Rohatyn. Map: IV-5. A city (2017 pop 7,925) on the Hnyla Lypa River and a raion center in Ivano-Frankivsk oblast. It was first mentioned in historical documents in the 12th century. In 1415, under Polish rule, it was granted the rights of Magdeburg law, and subsequently it developed into an important trading and manufacturing town. In 1520 the famous Roksoliana was captured there by the Tatars and sold to the Turkish sultan. In the 16th century a renowned school of icon painting arose in Rohatyn, and in the 1580s an Orthodox brotherhood, which obtained stauropegion, was founded. After the partition of Poland in 1772, Rohatyn was annexed by Austria, and became a county center. A Ukrainian gymnasium was established there in 1909, and a minor theological seminary in 1931. During the interwar period the town was under Polish rule. In 1939 it became part of Soviet Ukraine and was grated city status. Today it is an important highway junction; 26 percent of its inhabitants work in the transportation industry. Its chief architectural monuments are the stone Church of the Nativity of the Theotokos (end of the 14th century), the remnants of the town walls and gate from the 13th and 14th centuries, the wooden Church of the Holy Spirit (1644–5) with its magnificent iconostasis (1647–50), the ruins of the Dominican monastery (1614), a Roman Catholic Saint Nicholas’s Church in the Renaissance style (1666), and the wooden Saint Nicholas's Church (1729).
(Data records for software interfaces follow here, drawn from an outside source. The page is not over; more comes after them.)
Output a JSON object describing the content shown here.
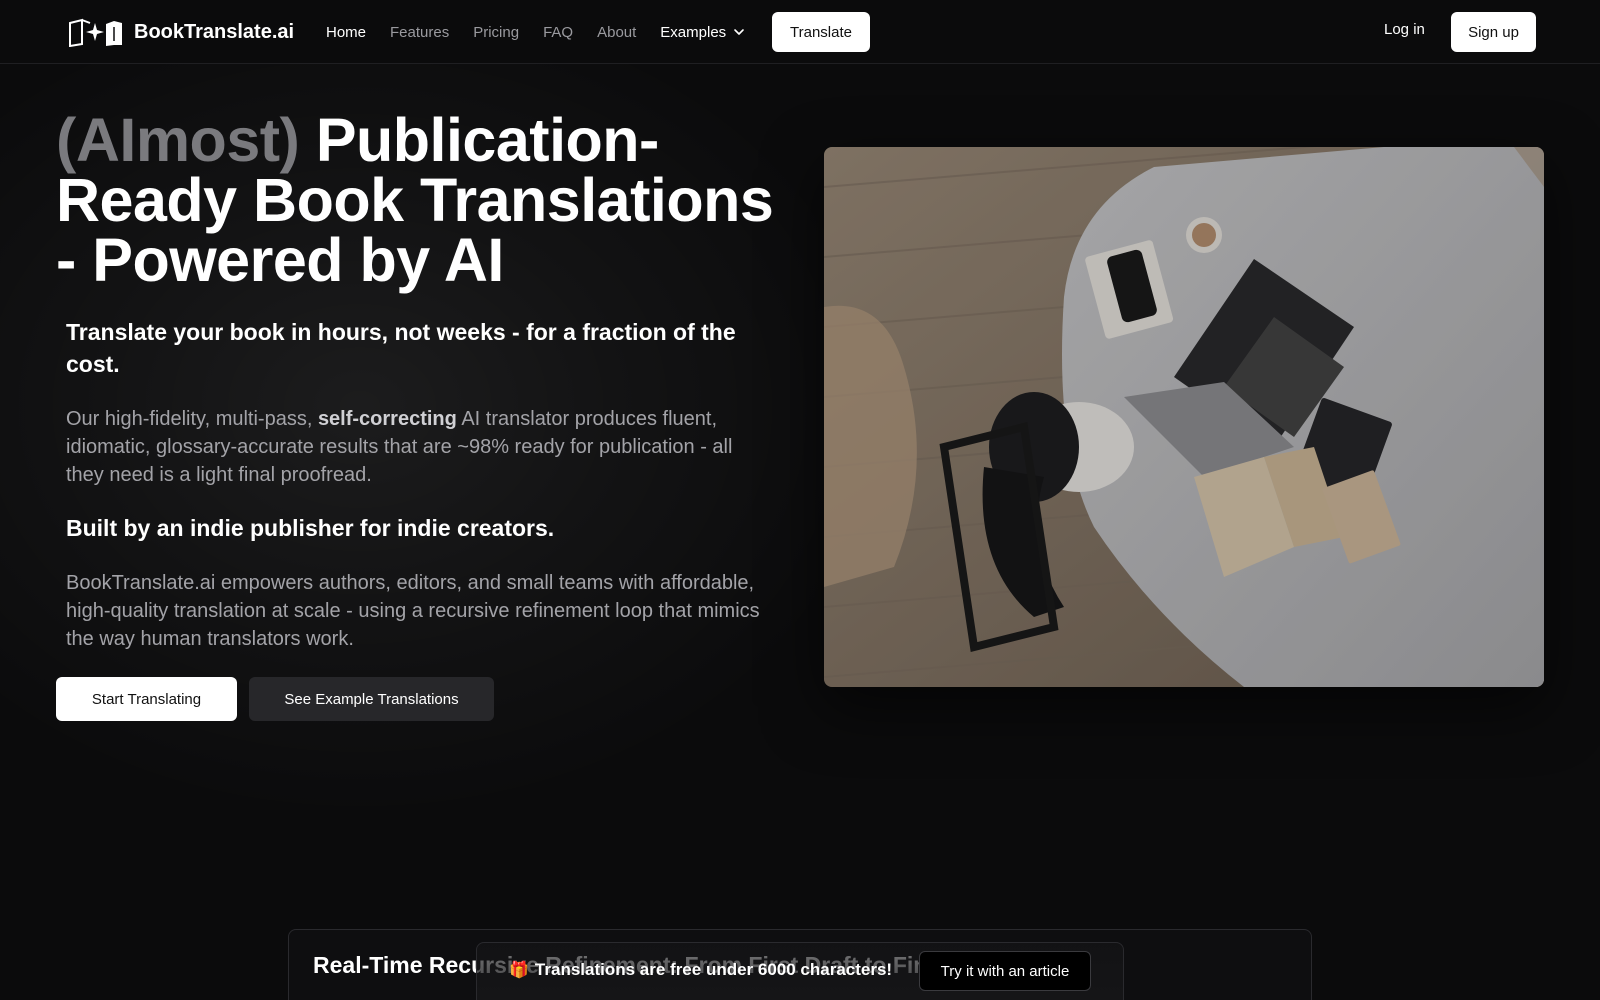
{
  "header": {
    "brand_name": "BookTranslate.ai",
    "nav": [
      {
        "label": "Home"
      },
      {
        "label": "Features"
      },
      {
        "label": "Pricing"
      },
      {
        "label": "FAQ"
      },
      {
        "label": "About"
      },
      {
        "label": "Examples"
      }
    ],
    "translate_label": "Translate",
    "login_label": "Log in",
    "signup_label": "Sign up"
  },
  "hero": {
    "title_muted": "(AImost)",
    "title_main": " Publication-Ready Book Translations - Powered by AI",
    "subtitle": "Translate your book in hours, not weeks - for a fraction of the cost.",
    "para1_prefix": "Our high-fidelity, multi-pass, ",
    "para1_bold": "self-correcting",
    "para1_suffix": " AI translator produces fluent, idiomatic, glossary-accurate results that are ~98% ready for publication - all they need is a light final proofread.",
    "subtitle2": "Built by an indie publisher for indie creators.",
    "para2": "BookTranslate.ai empowers authors, editors, and small teams with affordable, high-quality translation at scale - using a recursive refinement loop that mimics the way human translators work.",
    "cta_primary": "Start Translating",
    "cta_secondary": "See Example Translations"
  },
  "feature_card": {
    "title": "Real-Time Recursive Refinement: From First Draft to Final"
  },
  "promo": {
    "icon": "gift-icon",
    "text": "Translations are free under 6000 characters!",
    "button": "Try it with an article"
  },
  "colors": {
    "background": "#0b0b0c",
    "muted_title": "#7a7a7e",
    "body_text": "#a3a3a8",
    "button_primary": "#ffffff",
    "button_secondary": "#27272a"
  }
}
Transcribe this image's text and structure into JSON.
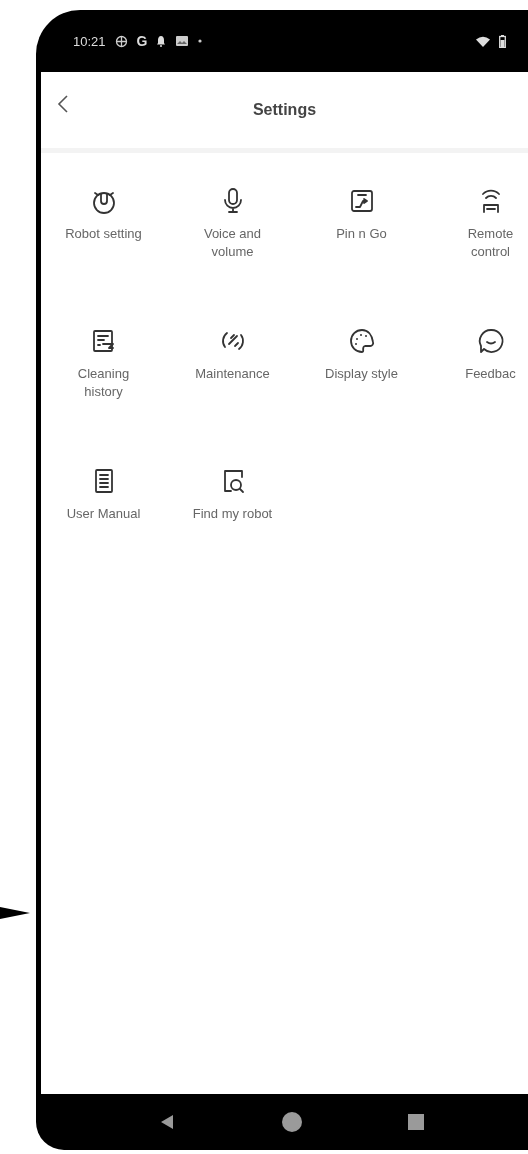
{
  "status_bar": {
    "time": "10:21",
    "app_letter": "G"
  },
  "header": {
    "title": "Settings"
  },
  "tiles": [
    {
      "label": "Robot setting"
    },
    {
      "label": "Voice and\nvolume"
    },
    {
      "label": "Pin n Go"
    },
    {
      "label": "Remote\ncontrol"
    },
    {
      "label": "Cleaning\nhistory"
    },
    {
      "label": "Maintenance"
    },
    {
      "label": "Display style"
    },
    {
      "label": "Feedbac"
    },
    {
      "label": "User Manual"
    },
    {
      "label": "Find my robot"
    }
  ]
}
[This article originally appeared in the Encyclopedia of Ukraine, vol. 4 (1993).]